Dr Richard Roope, Cancer Research UK's GP expert, said: "It's important we now step up efforts to ensure potential cancer symptoms can be investigated promptly, such as through the new NICE referral guidelines launched last month to give GPs more freedom to quickly refer patients with worrying symptoms. This will hopefully contribute to improving the patient experience, one of the six strategic priorities recommended by the UK's Cancer Task Force**** last week."
Sara Hiom, director of early diagnosis at Cancer Research UK, said: "This is the first time we've had direct feedback from patients on such a large scale to show how the timeliness of their diagnosis colours their experience of the care they later receive. It's another good reason to highlight the importance of diagnosing cancer as quickly as possible, not just to give patients the best chances of survival, but also to improve their experience of the care they receive throughout their cancer journey."
For media enquiries contact Liz Smith in the Cancer Research UK press office on 020 3469 8570 or, out of hours, on 07050 264 059.
Notes to editors
Notes to editors

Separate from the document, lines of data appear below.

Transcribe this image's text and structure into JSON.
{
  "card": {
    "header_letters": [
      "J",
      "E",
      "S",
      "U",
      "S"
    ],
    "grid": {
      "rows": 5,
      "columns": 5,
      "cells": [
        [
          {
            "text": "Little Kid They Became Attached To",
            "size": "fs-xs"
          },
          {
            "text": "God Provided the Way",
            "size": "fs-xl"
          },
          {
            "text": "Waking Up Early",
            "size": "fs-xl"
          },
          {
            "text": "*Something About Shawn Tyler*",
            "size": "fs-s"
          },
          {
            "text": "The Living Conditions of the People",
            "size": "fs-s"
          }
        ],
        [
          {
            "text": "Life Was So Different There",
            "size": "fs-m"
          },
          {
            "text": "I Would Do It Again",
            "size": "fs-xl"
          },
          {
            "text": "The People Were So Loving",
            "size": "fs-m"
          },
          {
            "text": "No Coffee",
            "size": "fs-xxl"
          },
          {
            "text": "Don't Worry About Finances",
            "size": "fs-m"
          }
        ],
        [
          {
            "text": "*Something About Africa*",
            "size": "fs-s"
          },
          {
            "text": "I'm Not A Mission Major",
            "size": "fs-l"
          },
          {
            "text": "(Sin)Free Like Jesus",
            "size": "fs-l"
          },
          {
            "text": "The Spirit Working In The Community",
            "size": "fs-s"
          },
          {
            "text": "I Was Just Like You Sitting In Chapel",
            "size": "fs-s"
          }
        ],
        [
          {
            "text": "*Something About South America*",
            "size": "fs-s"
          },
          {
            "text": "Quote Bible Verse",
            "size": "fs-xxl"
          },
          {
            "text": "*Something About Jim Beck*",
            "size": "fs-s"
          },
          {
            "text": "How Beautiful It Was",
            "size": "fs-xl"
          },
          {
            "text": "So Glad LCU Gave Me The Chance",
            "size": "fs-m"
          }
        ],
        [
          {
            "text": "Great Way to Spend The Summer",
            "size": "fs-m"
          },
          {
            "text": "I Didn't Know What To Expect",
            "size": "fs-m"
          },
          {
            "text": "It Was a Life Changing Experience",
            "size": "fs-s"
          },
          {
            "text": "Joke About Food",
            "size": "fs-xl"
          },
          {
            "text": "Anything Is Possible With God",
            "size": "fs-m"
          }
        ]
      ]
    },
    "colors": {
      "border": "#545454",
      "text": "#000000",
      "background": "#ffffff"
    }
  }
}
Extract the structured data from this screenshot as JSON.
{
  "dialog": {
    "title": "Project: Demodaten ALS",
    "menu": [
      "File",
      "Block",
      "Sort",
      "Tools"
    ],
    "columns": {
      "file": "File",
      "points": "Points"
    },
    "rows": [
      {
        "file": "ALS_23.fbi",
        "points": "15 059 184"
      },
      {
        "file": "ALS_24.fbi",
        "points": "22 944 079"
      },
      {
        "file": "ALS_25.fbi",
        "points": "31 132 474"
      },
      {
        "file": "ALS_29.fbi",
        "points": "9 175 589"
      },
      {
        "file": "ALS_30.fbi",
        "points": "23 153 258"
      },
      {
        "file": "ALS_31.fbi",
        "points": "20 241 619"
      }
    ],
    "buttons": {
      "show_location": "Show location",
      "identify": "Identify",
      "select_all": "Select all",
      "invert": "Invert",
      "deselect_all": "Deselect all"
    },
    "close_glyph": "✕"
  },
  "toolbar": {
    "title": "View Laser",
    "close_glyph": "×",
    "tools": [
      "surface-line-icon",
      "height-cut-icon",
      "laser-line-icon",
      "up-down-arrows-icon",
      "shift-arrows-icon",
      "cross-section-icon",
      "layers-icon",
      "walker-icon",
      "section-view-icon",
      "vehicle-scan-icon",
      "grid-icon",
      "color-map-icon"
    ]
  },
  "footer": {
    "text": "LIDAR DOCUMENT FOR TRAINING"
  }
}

* Mendonca S.C. et al, Pre-referral general practitioner consultations and subsequent experience of cancer care: evidence from the English Cancer Patient Experience Survey, European Journal of Cancer (2015), DOI: 10.1111/ecc.12353.
**12 per cent among patients who experienced three or more GP visits before referral vs 10 per cent among those requiring fewer visits.
***32 per cent among patients who experienced three or more GP visits before referral vs 28 per cent among those requiring fewer visits.
****The key statement on cancer patient experience included in the recently published 'Independent Cancer Taskforce' strategy document reads: "Establish patient experience as being on a par with clinical effectiveness and safety". http://www.
About UCL (University College London)
UCL was founded in 1826. We were the first English university established after Oxford and Cambridge, the first to open up university education to those previously excluded from it, and the first to provide systematic teaching of law, architecture and medicine. We are among the world's top universities, as reflected by performance in a range of international rankings and tables. UCL currently has over 35,000 students from 150 countries and over 11,000 staff. Our annual income is more than £1 billion.
About Cancer Research UK
- Cancer Research UK is the world's leading cancer charity dedicated to saving lives through research.
- Cancer Research UK's pioneering work into the prevention, diagnosis and treatment of cancer has helped save millions of lives.
- Cancer Research UK receives no government funding for its life-saving research. Every step it makes towards beating cancer relies on every pound donated.
- Cancer Research UK has been at the heart of the progress that has already seen survival in the UK double in the last forty years.
- Today, 2 in 4 people survive their cancer for at least 10 years. Cancer Research UK's ambition is to accelerate progress so that 3 in 4 people will survive their cancer for at least 10 years within the next 20 years.
- Cancer Research UK supports research into all aspects of cancer through the work of over 4,000 scientists, doctors and nurses.
- Together with its partners and supporters, Cancer Research UK's vision is to bring forward the day when all cancers are cured.
For further information about Cancer Research UK's work or to find out how to support the charity, please call 0300 123 1022 or visit http://www.